[Dataset records]
* * *

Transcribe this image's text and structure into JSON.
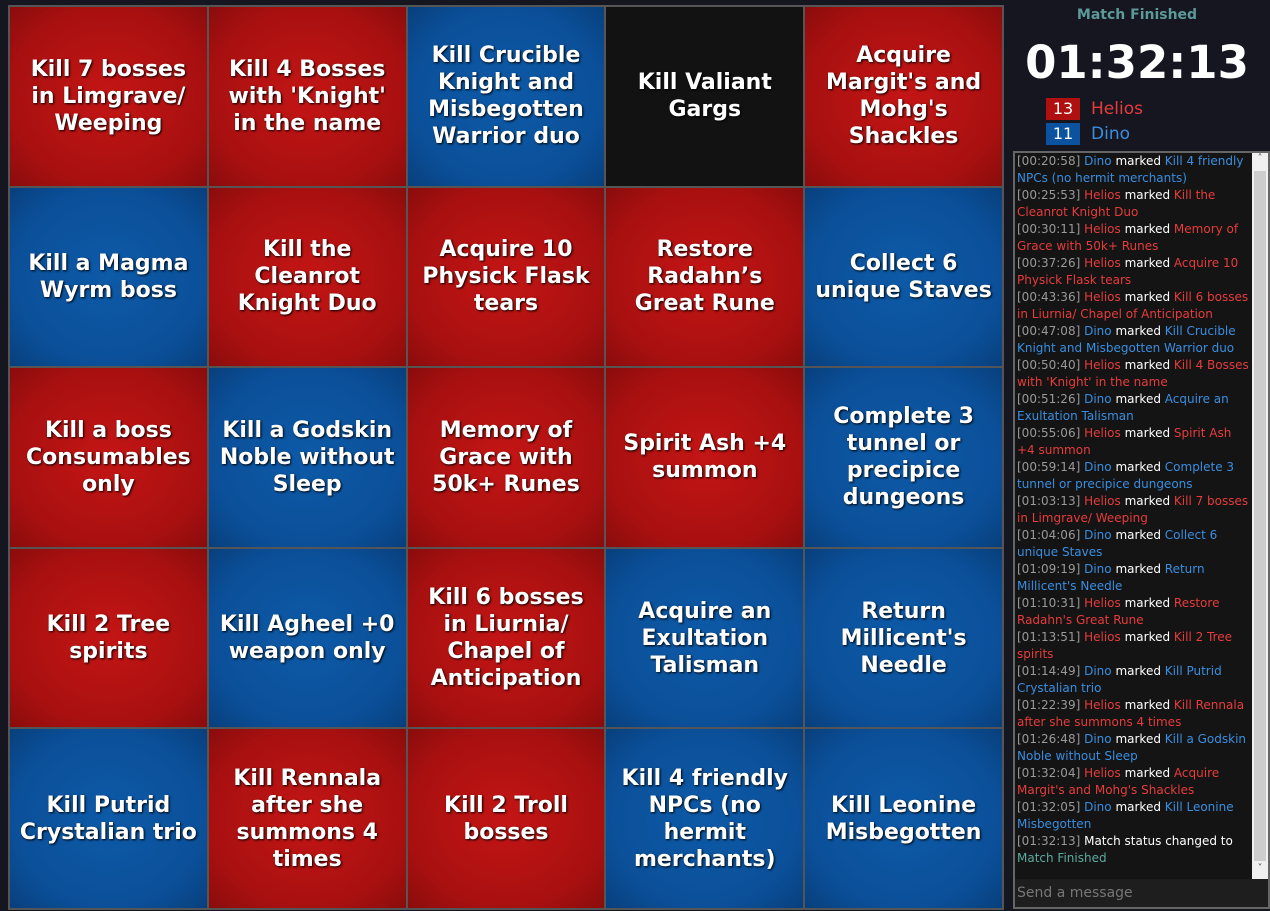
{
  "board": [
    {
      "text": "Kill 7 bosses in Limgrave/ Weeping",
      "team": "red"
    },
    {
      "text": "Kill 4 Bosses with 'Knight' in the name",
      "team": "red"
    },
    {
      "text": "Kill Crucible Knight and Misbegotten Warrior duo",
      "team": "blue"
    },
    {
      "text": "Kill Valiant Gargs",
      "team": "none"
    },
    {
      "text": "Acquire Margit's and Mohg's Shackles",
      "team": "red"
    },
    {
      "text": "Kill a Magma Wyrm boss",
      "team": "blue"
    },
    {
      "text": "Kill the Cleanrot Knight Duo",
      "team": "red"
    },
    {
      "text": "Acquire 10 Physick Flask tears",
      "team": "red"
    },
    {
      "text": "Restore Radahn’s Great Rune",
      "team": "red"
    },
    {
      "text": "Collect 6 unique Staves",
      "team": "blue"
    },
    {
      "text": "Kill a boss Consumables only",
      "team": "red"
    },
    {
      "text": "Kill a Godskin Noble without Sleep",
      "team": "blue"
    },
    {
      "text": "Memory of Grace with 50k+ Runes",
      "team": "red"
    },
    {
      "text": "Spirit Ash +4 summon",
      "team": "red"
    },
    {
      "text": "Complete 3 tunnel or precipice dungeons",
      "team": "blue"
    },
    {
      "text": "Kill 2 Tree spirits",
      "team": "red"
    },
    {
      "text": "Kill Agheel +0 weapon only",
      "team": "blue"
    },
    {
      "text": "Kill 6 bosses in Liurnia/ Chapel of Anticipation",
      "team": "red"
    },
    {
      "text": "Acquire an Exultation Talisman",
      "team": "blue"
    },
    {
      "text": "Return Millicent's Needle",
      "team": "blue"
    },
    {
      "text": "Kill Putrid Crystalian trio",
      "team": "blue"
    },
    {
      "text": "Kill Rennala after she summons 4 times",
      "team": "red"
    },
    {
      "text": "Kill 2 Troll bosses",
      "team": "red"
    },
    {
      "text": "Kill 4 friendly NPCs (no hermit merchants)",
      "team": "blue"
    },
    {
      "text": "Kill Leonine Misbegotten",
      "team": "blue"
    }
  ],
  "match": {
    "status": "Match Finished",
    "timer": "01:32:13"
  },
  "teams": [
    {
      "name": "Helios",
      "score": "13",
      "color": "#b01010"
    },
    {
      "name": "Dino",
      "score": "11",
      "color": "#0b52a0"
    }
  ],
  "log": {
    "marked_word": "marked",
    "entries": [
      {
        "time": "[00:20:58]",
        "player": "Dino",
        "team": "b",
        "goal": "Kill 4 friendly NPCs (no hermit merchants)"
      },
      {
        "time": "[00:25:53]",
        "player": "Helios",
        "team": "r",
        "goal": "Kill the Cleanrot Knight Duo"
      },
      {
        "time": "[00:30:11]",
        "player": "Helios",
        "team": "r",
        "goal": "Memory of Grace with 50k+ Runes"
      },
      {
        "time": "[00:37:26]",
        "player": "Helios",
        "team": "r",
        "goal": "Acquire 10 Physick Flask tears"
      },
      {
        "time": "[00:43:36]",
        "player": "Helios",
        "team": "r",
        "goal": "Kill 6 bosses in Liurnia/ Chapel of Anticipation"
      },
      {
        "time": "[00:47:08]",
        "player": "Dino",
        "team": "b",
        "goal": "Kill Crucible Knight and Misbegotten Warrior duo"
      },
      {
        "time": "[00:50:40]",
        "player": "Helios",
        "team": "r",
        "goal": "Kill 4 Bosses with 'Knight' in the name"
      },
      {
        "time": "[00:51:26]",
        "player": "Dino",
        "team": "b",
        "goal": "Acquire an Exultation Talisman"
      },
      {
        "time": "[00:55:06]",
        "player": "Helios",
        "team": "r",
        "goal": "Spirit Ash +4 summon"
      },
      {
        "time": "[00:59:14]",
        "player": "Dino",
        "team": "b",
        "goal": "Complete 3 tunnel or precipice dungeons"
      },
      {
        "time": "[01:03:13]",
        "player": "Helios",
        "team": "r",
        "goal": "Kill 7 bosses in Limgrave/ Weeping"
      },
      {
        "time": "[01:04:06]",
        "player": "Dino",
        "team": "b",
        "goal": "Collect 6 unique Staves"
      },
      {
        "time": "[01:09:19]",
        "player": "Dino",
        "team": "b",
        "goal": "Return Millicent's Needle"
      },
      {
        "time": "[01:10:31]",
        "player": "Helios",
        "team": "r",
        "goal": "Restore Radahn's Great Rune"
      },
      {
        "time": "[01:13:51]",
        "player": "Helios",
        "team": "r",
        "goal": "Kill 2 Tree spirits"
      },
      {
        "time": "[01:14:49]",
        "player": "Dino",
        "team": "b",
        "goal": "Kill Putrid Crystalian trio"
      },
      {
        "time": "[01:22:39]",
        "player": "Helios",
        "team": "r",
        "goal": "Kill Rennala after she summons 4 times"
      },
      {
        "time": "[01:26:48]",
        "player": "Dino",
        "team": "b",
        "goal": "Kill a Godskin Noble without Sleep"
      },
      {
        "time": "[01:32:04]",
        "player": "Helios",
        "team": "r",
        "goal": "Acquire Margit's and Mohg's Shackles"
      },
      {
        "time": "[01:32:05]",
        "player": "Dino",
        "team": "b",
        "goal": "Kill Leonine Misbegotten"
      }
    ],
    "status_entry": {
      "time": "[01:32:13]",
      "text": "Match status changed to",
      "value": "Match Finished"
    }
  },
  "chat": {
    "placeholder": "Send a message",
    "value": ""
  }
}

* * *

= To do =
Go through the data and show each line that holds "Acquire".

= Task output =
      "text": "Acquire Margit's and Mohg's Shackles",
      "text": "Acquire 10 Physick Flask tears",
      "text": "Acquire an Exultation Talisman",
        "goal": "Acquire 10 Physick Flask tears"
        "goal": "Acquire an Exultation Talisman"
        "goal": "Acquire Margit's and Mohg's Shackles"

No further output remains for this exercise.